→ **Aim of the exercise**
Go through the records below and report each line with "true" in it.

[Opening Excerpted records section]

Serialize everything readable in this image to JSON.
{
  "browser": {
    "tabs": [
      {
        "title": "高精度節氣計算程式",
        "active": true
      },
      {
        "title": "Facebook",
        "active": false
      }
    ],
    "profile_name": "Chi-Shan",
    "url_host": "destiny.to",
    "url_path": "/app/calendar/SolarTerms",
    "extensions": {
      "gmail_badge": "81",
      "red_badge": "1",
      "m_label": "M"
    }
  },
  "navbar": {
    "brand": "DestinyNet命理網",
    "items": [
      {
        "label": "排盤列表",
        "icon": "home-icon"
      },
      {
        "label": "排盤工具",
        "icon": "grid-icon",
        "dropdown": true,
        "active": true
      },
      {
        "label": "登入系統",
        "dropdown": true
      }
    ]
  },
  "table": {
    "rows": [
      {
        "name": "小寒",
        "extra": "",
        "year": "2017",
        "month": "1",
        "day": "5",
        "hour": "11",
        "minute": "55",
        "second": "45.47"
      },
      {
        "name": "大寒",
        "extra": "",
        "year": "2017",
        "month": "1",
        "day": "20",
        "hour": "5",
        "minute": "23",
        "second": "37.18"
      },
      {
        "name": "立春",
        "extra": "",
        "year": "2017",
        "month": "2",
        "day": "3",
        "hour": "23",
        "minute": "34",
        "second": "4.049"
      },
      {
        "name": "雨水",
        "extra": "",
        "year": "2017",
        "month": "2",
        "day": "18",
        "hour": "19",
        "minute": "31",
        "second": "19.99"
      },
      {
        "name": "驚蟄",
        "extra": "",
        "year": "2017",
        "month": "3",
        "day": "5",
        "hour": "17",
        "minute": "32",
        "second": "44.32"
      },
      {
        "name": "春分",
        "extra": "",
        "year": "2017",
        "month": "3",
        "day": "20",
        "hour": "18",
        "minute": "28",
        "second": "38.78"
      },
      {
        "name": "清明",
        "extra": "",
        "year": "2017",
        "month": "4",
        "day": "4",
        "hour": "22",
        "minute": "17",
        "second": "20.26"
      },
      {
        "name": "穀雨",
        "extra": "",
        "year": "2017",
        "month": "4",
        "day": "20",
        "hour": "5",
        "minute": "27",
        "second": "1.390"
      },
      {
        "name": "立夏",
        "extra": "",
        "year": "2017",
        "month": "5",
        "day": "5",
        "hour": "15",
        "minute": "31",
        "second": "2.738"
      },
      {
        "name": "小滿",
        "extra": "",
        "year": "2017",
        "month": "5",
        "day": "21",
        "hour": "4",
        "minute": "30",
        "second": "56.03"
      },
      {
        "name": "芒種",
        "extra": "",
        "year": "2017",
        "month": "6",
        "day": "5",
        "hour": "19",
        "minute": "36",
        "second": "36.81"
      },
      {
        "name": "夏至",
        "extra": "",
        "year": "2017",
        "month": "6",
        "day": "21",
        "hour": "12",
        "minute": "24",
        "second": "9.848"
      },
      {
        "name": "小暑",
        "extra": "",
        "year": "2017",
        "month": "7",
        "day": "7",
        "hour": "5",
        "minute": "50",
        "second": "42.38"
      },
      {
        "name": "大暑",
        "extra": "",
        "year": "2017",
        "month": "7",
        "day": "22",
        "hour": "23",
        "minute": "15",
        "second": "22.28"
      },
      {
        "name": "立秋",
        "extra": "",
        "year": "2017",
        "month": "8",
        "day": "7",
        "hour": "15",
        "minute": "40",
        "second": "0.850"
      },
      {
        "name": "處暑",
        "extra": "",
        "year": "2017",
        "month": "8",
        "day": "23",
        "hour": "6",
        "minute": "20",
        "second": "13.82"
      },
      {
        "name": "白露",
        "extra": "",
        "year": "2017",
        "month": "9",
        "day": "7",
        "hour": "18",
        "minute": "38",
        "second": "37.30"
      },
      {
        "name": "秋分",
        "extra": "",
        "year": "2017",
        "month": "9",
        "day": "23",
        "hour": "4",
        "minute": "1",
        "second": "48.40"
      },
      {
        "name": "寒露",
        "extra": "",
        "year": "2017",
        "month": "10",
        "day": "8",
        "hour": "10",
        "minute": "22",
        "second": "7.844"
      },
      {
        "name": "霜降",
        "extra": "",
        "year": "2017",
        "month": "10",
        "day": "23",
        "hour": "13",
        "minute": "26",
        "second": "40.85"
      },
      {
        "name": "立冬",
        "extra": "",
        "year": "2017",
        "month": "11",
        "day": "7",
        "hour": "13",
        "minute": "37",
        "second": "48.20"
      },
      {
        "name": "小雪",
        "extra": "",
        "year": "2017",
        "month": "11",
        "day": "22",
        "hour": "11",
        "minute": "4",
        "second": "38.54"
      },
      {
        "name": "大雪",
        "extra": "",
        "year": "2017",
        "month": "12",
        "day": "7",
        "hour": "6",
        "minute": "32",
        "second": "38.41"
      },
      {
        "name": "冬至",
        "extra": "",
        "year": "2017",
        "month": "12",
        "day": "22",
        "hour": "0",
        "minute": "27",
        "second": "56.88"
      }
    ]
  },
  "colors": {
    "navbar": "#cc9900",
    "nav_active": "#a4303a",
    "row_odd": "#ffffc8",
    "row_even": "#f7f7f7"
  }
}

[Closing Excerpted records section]

→ **Task response**
        "active": true
        "dropdown": true,
        "active": true
        "dropdown": true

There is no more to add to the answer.